Out of this though came two strong quartet albums and a whole lot of war stories for the road. In their prevailing over their respective demons, the group infused life into their signature tunes (individual hits and collective ones) for a rollicking two-and-a-half hour concert at Nassau Coliseum which forms the firm backbone of this new live CD/DVD compilation. Merging humbleness and invincibility, the second coming of the “Million Dollar Quartet” put on their boots and guitars and simply let it rip.

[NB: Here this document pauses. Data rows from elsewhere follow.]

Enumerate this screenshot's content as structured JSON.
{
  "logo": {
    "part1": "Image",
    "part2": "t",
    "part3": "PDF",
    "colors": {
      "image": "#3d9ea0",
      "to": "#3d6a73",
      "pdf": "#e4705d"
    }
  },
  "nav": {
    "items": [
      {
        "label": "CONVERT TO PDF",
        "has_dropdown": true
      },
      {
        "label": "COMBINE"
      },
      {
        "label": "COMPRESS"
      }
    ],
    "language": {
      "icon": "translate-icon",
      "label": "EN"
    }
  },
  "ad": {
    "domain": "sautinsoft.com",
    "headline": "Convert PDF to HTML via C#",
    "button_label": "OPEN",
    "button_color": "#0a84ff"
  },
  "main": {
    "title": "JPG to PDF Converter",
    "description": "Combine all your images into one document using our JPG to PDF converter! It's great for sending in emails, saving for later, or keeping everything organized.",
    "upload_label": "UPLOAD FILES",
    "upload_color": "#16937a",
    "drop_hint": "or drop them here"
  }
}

The show’s first half showcases each member’s songs of genius. There’s Kris doing “Me and Bobby McGee” and “Sunday Morning Coming Down;” Waylon urging mommas not to let their babies grow up to be cowboys; Willie singing about blue eyes crying in the rain; and Johnny providing the one-two punch of “Ring of Fire” and “Folsom Prison Blues.” Each treads on equal footing here – no star outshines the next.
The second half showcases the group’s collective work together, including two standout tracks that merge all four voices brilliantly: “Silver Stallion” and “Desperados Waiting for a Train.” After 35 songs and a final exclamation of “I can’t wait to get on the road again,” the band surely leaves its mark.
While the concert DVD captures the live energy well (it’s a straightforward show without flash), head straight for the bonus features, which features some great off-the-cuff anecdotes from each icon about his fellow three icons. It’s all uncut footage that gets each of the four in their natural element – breezy and wistful.
You’re also treated to live numbers from previous Farm Aid concerts. Be sure to check out the first “Highwayman” performance on Disc 3 as the song’s composer, Jimmy Webb, earnestly fills in for a missing Johnny Cash.
Though Waylon and Johnny haven’t been with us for some time, this is one collection that proves that legacy-wise, this band will keep coming back again, and again, and again, and again.
– Ira Kantor